As Dr. Duke reported at the 2019 annual meeting of the International Anesthesia Research Society (abstract D140), patients were monitored for 2.9±1.5 hours in the PACU, followed by 42.2±10.4 hours on the floor. It was found that the 332 patients in group A experienced 0.004 low minute ventilation events per hour, significantly less than their 21 counterparts in group B, who experienced 1.37 low minute ventilation events per hour (P<0.001).
Similarly, the rate of low tidal volume events was significantly lower in group A, at 0.09 events per hour, than in group B with 1.42 events per hour (P<0.001).
Despite these differences, both groups proved comparable on the rate of low respiratory rate events. This rate decreased from approximately 0.25 per hour in the first 10 hours to less than 0.09 per hour on the second day of monitoring for both groups.
The researchers also explored the percentage of patients in each group with low minute ventilation events for each hour on the general floor. Not surprisingly, they found that the majority of patients in group A did not have any events for each hour. In contrast, approximately half the patients in group B had at least one event within the first 10 hours on the floor.
“These results suggest that tidal volume, not respiratory rate, is the greatest contributor to changes in minute ventilation,” Dr. Duke told Anesthesiology News. “What’s more, if a patient suffers a low minute ventilation event in the PACU, the monitor can risk-stratify them to allow clinicians to make the best decision regarding their care on the nursing floor.”
For Dr. Duke, the advent of respiratory volume monitoring offers an insight into patient care that was largely unavailable throughout her 35-year career. “I wish I had this earlier in my career,” she said.
“It’s not enough to come in and just check the patient’s respiratory rate and leave them sleeping. The respiratory rate is going to be totally normal the majority of the time, and yet the patient can be severely hypercarbic,” she continued. “For its part, the SpO2 [peripheral capillary oxygen saturation] is very late in detecting respiratory depression because it’s an oxygenation monitor, not a ventilation monitor.
“The patient must have significant hypoxemia before the SpO2 monitor alarms, and SpO2 is notorious for having many false alarms,” she noted. “The minute ventilation monitor has almost no false alarms and it detects impaired ventilation very early to allow prevention of, rather than rescue from, serious consequences of respiratory depression. I think this kind of monitor offers a fabulous safety net for patients.”
Davide Cattano, MD, PhD, told Anesthesiology News that he thinks a monitor for minute ventilation is necessary. “What has been intriguing is the tendency and emphasis that many investigators—including the manufacturer of the device—have placed in trying to identify patients at risk of opioid-induced respiratory depression,” said Dr. Cattano, a professor of anesthesiology at McGovern Medical School at UT Health, in Houston.

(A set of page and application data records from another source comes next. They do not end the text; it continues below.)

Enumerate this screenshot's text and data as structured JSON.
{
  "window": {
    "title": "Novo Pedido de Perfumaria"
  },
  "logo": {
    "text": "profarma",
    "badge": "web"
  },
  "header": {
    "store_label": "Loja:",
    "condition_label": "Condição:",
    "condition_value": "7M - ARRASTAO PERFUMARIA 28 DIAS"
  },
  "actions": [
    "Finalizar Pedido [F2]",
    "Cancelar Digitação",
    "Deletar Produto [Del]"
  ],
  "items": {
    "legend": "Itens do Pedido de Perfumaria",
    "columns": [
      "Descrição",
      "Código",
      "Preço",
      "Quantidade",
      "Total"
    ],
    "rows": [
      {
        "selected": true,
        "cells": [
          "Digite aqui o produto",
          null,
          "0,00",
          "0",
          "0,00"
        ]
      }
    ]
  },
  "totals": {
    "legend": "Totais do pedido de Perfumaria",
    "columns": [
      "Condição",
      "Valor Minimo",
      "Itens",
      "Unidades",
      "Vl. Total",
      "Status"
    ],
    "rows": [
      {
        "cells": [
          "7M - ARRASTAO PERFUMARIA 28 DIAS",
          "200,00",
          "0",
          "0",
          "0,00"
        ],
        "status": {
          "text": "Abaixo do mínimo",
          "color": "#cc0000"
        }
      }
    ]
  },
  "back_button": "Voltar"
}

“While the search for such a holy grail is necessary, I think the findings to date have been quite disappointing, except for the fact that obese patients and those with [obstructive sleep apnea] are not at increased risk compared to the general population,” Dr. Cattano said. “Although such results seem to contradict common sense, they are nonetheless very interesting.”